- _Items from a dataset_

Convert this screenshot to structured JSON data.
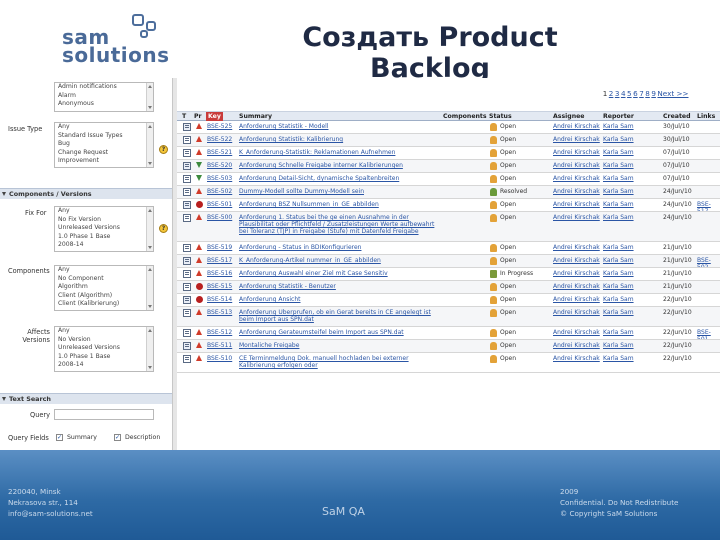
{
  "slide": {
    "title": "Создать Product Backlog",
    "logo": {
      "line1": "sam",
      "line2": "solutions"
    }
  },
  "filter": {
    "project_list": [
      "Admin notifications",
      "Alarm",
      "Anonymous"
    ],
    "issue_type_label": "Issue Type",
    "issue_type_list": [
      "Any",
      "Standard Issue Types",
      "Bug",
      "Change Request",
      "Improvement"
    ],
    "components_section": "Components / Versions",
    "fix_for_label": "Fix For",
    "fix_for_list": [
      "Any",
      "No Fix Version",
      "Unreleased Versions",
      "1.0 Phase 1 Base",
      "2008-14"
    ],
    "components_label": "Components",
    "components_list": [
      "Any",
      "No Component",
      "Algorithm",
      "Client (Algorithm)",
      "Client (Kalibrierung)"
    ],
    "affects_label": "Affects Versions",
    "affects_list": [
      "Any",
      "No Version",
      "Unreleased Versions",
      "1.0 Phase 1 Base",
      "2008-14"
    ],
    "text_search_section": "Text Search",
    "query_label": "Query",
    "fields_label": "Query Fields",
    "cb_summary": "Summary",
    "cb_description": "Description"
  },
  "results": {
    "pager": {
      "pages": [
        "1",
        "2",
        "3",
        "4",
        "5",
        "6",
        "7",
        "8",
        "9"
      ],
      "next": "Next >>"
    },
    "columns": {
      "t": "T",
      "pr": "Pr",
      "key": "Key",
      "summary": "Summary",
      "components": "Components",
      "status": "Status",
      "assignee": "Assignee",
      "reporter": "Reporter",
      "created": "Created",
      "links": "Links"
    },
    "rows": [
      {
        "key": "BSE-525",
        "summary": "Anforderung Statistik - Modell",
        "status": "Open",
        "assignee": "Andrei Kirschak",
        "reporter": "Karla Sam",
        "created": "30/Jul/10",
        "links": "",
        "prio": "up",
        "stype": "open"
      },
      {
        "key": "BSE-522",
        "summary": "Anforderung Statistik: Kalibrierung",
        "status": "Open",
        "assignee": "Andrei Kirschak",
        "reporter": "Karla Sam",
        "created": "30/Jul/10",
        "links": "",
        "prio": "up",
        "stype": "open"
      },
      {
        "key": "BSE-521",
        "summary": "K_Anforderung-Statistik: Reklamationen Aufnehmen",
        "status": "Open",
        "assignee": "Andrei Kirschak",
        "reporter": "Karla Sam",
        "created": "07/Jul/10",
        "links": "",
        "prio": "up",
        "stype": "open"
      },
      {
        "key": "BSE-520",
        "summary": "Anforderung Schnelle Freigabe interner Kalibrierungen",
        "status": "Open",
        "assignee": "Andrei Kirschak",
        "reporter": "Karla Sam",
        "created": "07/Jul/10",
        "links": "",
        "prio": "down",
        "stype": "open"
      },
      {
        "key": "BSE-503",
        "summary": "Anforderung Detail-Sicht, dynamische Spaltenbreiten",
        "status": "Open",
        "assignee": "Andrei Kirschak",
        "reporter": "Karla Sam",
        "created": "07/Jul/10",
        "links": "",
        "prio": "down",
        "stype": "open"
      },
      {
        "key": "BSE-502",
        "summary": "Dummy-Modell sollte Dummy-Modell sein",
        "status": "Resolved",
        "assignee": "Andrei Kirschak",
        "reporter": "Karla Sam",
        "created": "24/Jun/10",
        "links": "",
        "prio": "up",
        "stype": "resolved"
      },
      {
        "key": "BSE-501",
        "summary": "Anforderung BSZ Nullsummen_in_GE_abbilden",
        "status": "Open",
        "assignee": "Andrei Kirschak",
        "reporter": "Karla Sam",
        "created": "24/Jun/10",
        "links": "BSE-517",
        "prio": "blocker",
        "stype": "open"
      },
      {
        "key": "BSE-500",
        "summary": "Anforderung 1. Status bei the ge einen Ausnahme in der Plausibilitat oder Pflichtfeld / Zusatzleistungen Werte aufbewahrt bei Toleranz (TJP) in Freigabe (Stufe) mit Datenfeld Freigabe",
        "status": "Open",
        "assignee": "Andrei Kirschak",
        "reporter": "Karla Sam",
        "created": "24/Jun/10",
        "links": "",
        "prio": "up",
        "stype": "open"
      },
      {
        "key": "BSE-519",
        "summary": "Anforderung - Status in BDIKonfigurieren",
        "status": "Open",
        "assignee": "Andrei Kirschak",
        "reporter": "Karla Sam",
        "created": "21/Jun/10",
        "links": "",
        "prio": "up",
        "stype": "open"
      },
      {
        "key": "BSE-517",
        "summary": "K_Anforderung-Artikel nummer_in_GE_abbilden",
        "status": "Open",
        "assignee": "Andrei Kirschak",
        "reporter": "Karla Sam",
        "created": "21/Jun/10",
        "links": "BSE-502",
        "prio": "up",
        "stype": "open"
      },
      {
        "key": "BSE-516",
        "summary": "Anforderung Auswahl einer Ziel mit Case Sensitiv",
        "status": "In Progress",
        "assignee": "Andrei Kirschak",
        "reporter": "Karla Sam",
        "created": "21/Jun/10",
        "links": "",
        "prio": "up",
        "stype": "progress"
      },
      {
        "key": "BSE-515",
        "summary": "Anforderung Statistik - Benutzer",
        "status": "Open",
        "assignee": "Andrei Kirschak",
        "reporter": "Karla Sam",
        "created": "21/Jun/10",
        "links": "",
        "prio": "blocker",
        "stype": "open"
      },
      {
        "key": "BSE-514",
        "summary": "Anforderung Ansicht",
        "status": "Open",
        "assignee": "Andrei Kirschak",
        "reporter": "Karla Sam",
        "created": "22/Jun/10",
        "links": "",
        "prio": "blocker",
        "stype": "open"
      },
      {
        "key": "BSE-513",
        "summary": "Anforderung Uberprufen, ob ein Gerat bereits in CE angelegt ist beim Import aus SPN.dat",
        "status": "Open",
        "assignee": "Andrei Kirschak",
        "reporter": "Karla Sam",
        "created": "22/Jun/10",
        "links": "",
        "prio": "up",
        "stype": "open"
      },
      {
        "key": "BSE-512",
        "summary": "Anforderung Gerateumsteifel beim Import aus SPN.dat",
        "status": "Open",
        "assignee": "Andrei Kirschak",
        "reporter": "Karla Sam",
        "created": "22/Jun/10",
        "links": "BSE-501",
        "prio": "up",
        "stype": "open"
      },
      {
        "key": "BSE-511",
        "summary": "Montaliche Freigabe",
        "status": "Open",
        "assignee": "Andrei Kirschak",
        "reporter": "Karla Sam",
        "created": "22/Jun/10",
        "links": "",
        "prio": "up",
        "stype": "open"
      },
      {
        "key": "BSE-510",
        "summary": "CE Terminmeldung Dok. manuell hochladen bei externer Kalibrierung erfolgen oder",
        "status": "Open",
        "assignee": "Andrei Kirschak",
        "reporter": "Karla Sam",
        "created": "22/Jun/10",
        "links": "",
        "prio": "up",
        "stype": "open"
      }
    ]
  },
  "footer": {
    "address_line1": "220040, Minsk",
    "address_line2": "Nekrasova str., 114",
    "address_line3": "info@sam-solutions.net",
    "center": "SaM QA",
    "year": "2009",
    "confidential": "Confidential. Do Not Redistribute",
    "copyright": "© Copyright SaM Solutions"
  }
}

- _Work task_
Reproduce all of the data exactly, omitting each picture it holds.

- _The completed task_
Convert this screenshot to structured JSON data.
{
  "slide": {
    "title": "Создать Product Backlog",
    "logo": {
      "line1": "sam",
      "line2": "solutions"
    }
  },
  "filter": {
    "project_list": [
      "Admin notifications",
      "Alarm",
      "Anonymous"
    ],
    "issue_type_label": "Issue Type",
    "issue_type_list": [
      "Any",
      "Standard Issue Types",
      "Bug",
      "Change Request",
      "Improvement"
    ],
    "components_section": "Components / Versions",
    "fix_for_label": "Fix For",
    "fix_for_list": [
      "Any",
      "No Fix Version",
      "Unreleased Versions",
      "1.0 Phase 1 Base",
      "2008-14"
    ],
    "components_label": "Components",
    "components_list": [
      "Any",
      "No Component",
      "Algorithm",
      "Client (Algorithm)",
      "Client (Kalibrierung)"
    ],
    "affects_label": "Affects Versions",
    "affects_list": [
      "Any",
      "No Version",
      "Unreleased Versions",
      "1.0 Phase 1 Base",
      "2008-14"
    ],
    "text_search_section": "Text Search",
    "query_label": "Query",
    "fields_label": "Query Fields",
    "cb_summary": "Summary",
    "cb_description": "Description"
  },
  "results": {
    "pager": {
      "pages": [
        "1",
        "2",
        "3",
        "4",
        "5",
        "6",
        "7",
        "8",
        "9"
      ],
      "next": "Next >>"
    },
    "columns": {
      "t": "T",
      "pr": "Pr",
      "key": "Key",
      "summary": "Summary",
      "components": "Components",
      "status": "Status",
      "assignee": "Assignee",
      "reporter": "Reporter",
      "created": "Created",
      "links": "Links"
    },
    "rows": [
      {
        "key": "BSE-525",
        "summary": "Anforderung Statistik - Modell",
        "status": "Open",
        "assignee": "Andrei Kirschak",
        "reporter": "Karla Sam",
        "created": "30/Jul/10",
        "links": "",
        "prio": "up",
        "stype": "open"
      },
      {
        "key": "BSE-522",
        "summary": "Anforderung Statistik: Kalibrierung",
        "status": "Open",
        "assignee": "Andrei Kirschak",
        "reporter": "Karla Sam",
        "created": "30/Jul/10",
        "links": "",
        "prio": "up",
        "stype": "open"
      },
      {
        "key": "BSE-521",
        "summary": "K_Anforderung-Statistik: Reklamationen Aufnehmen",
        "status": "Open",
        "assignee": "Andrei Kirschak",
        "reporter": "Karla Sam",
        "created": "07/Jul/10",
        "links": "",
        "prio": "up",
        "stype": "open"
      },
      {
        "key": "BSE-520",
        "summary": "Anforderung Schnelle Freigabe interner Kalibrierungen",
        "status": "Open",
        "assignee": "Andrei Kirschak",
        "reporter": "Karla Sam",
        "created": "07/Jul/10",
        "links": "",
        "prio": "down",
        "stype": "open"
      },
      {
        "key": "BSE-503",
        "summary": "Anforderung Detail-Sicht, dynamische Spaltenbreiten",
        "status": "Open",
        "assignee": "Andrei Kirschak",
        "reporter": "Karla Sam",
        "created": "07/Jul/10",
        "links": "",
        "prio": "down",
        "stype": "open"
      },
      {
        "key": "BSE-502",
        "summary": "Dummy-Modell sollte Dummy-Modell sein",
        "status": "Resolved",
        "assignee": "Andrei Kirschak",
        "reporter": "Karla Sam",
        "created": "24/Jun/10",
        "links": "",
        "prio": "up",
        "stype": "resolved"
      },
      {
        "key": "BSE-501",
        "summary": "Anforderung BSZ Nullsummen_in_GE_abbilden",
        "status": "Open",
        "assignee": "Andrei Kirschak",
        "reporter": "Karla Sam",
        "created": "24/Jun/10",
        "links": "BSE-517",
        "prio": "blocker",
        "stype": "open"
      },
      {
        "key": "BSE-500",
        "summary": "Anforderung 1. Status bei the ge einen Ausnahme in der Plausibilitat oder Pflichtfeld / Zusatzleistungen Werte aufbewahrt bei Toleranz (TJP) in Freigabe (Stufe) mit Datenfeld Freigabe",
        "status": "Open",
        "assignee": "Andrei Kirschak",
        "reporter": "Karla Sam",
        "created": "24/Jun/10",
        "links": "",
        "prio": "up",
        "stype": "open"
      },
      {
        "key": "BSE-519",
        "summary": "Anforderung - Status in BDIKonfigurieren",
        "status": "Open",
        "assignee": "Andrei Kirschak",
        "reporter": "Karla Sam",
        "created": "21/Jun/10",
        "links": "",
        "prio": "up",
        "stype": "open"
      },
      {
        "key": "BSE-517",
        "summary": "K_Anforderung-Artikel nummer_in_GE_abbilden",
        "status": "Open",
        "assignee": "Andrei Kirschak",
        "reporter": "Karla Sam",
        "created": "21/Jun/10",
        "links": "BSE-502",
        "prio": "up",
        "stype": "open"
      },
      {
        "key": "BSE-516",
        "summary": "Anforderung Auswahl einer Ziel mit Case Sensitiv",
        "status": "In Progress",
        "assignee": "Andrei Kirschak",
        "reporter": "Karla Sam",
        "created": "21/Jun/10",
        "links": "",
        "prio": "up",
        "stype": "progress"
      },
      {
        "key": "BSE-515",
        "summary": "Anforderung Statistik - Benutzer",
        "status": "Open",
        "assignee": "Andrei Kirschak",
        "reporter": "Karla Sam",
        "created": "21/Jun/10",
        "links": "",
        "prio": "blocker",
        "stype": "open"
      },
      {
        "key": "BSE-514",
        "summary": "Anforderung Ansicht",
        "status": "Open",
        "assignee": "Andrei Kirschak",
        "reporter": "Karla Sam",
        "created": "22/Jun/10",
        "links": "",
        "prio": "blocker",
        "stype": "open"
      },
      {
        "key": "BSE-513",
        "summary": "Anforderung Uberprufen, ob ein Gerat bereits in CE angelegt ist beim Import aus SPN.dat",
        "status": "Open",
        "assignee": "Andrei Kirschak",
        "reporter": "Karla Sam",
        "created": "22/Jun/10",
        "links": "",
        "prio": "up",
        "stype": "open"
      },
      {
        "key": "BSE-512",
        "summary": "Anforderung Gerateumsteifel beim Import aus SPN.dat",
        "status": "Open",
        "assignee": "Andrei Kirschak",
        "reporter": "Karla Sam",
        "created": "22/Jun/10",
        "links": "BSE-501",
        "prio": "up",
        "stype": "open"
      },
      {
        "key": "BSE-511",
        "summary": "Montaliche Freigabe",
        "status": "Open",
        "assignee": "Andrei Kirschak",
        "reporter": "Karla Sam",
        "created": "22/Jun/10",
        "links": "",
        "prio": "up",
        "stype": "open"
      },
      {
        "key": "BSE-510",
        "summary": "CE Terminmeldung Dok. manuell hochladen bei externer Kalibrierung erfolgen oder",
        "status": "Open",
        "assignee": "Andrei Kirschak",
        "reporter": "Karla Sam",
        "created": "22/Jun/10",
        "links": "",
        "prio": "up",
        "stype": "open"
      }
    ]
  },
  "footer": {
    "address_line1": "220040, Minsk",
    "address_line2": "Nekrasova str., 114",
    "address_line3": "info@sam-solutions.net",
    "center": "SaM QA",
    "year": "2009",
    "confidential": "Confidential. Do Not Redistribute",
    "copyright": "© Copyright SaM Solutions"
  }
}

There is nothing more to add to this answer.